#### [Entries taken from a collection]
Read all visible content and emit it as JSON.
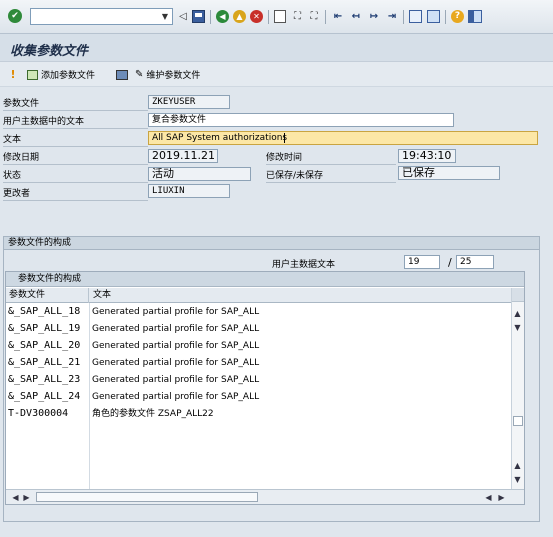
{
  "toolbar": {
    "command_field_value": "",
    "icons": [
      "check-icon",
      "back-triangle-icon",
      "save-icon",
      "back-icon",
      "exit-icon",
      "cancel-icon",
      "print-icon",
      "find-icon",
      "find-next-icon",
      "first-page-icon",
      "prev-page-icon",
      "next-page-icon",
      "last-page-icon",
      "create-session-icon",
      "shortcut-icon",
      "help-icon",
      "layout-icon"
    ]
  },
  "title": "收集参数文件",
  "app_toolbar": {
    "add_profile": "添加参数文件",
    "maintain_profile": "维护参数文件"
  },
  "form": {
    "profile_label": "参数文件",
    "profile_value": "ZKEYUSER",
    "user_master_text_label": "用户主数据中的文本",
    "user_master_text_value": "复合参数文件",
    "text_label": "文本",
    "text_value": "All SAP System authorizations",
    "changed_on_label": "修改日期",
    "changed_on_value": "2019.11.21",
    "changed_at_label": "修改时间",
    "changed_at_value": "19:43:10",
    "status_label": "状态",
    "status_value": "活动",
    "saved_label": "已保存/未保存",
    "saved_value": "已保存",
    "changed_by_label": "更改者",
    "changed_by_value": "LIUXIN"
  },
  "composition": {
    "group_title": "参数文件的构成",
    "user_master_text_label": "用户主数据文本",
    "current_entry": "19",
    "separator": "/",
    "total_entries": "25",
    "table_title": "参数文件的构成",
    "columns": [
      "参数文件",
      "文本"
    ],
    "rows": [
      {
        "profile": "&_SAP_ALL_18",
        "text": "Generated partial profile for SAP_ALL"
      },
      {
        "profile": "&_SAP_ALL_19",
        "text": "Generated partial profile for SAP_ALL"
      },
      {
        "profile": "&_SAP_ALL_20",
        "text": "Generated partial profile for SAP_ALL"
      },
      {
        "profile": "&_SAP_ALL_21",
        "text": "Generated partial profile for SAP_ALL"
      },
      {
        "profile": "&_SAP_ALL_23",
        "text": "Generated partial profile for SAP_ALL"
      },
      {
        "profile": "&_SAP_ALL_24",
        "text": "Generated partial profile for SAP_ALL"
      },
      {
        "profile": "T-DV300004",
        "text": "角色的参数文件 ZSAP_ALL22"
      }
    ]
  }
}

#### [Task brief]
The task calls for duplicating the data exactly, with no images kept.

#### [Task output]
Read all visible content and emit it as JSON.
{
  "toolbar": {
    "command_field_value": "",
    "icons": [
      "check-icon",
      "back-triangle-icon",
      "save-icon",
      "back-icon",
      "exit-icon",
      "cancel-icon",
      "print-icon",
      "find-icon",
      "find-next-icon",
      "first-page-icon",
      "prev-page-icon",
      "next-page-icon",
      "last-page-icon",
      "create-session-icon",
      "shortcut-icon",
      "help-icon",
      "layout-icon"
    ]
  },
  "title": "收集参数文件",
  "app_toolbar": {
    "add_profile": "添加参数文件",
    "maintain_profile": "维护参数文件"
  },
  "form": {
    "profile_label": "参数文件",
    "profile_value": "ZKEYUSER",
    "user_master_text_label": "用户主数据中的文本",
    "user_master_text_value": "复合参数文件",
    "text_label": "文本",
    "text_value": "All SAP System authorizations",
    "changed_on_label": "修改日期",
    "changed_on_value": "2019.11.21",
    "changed_at_label": "修改时间",
    "changed_at_value": "19:43:10",
    "status_label": "状态",
    "status_value": "活动",
    "saved_label": "已保存/未保存",
    "saved_value": "已保存",
    "changed_by_label": "更改者",
    "changed_by_value": "LIUXIN"
  },
  "composition": {
    "group_title": "参数文件的构成",
    "user_master_text_label": "用户主数据文本",
    "current_entry": "19",
    "separator": "/",
    "total_entries": "25",
    "table_title": "参数文件的构成",
    "columns": [
      "参数文件",
      "文本"
    ],
    "rows": [
      {
        "profile": "&_SAP_ALL_18",
        "text": "Generated partial profile for SAP_ALL"
      },
      {
        "profile": "&_SAP_ALL_19",
        "text": "Generated partial profile for SAP_ALL"
      },
      {
        "profile": "&_SAP_ALL_20",
        "text": "Generated partial profile for SAP_ALL"
      },
      {
        "profile": "&_SAP_ALL_21",
        "text": "Generated partial profile for SAP_ALL"
      },
      {
        "profile": "&_SAP_ALL_23",
        "text": "Generated partial profile for SAP_ALL"
      },
      {
        "profile": "&_SAP_ALL_24",
        "text": "Generated partial profile for SAP_ALL"
      },
      {
        "profile": "T-DV300004",
        "text": "角色的参数文件 ZSAP_ALL22"
      }
    ]
  }
}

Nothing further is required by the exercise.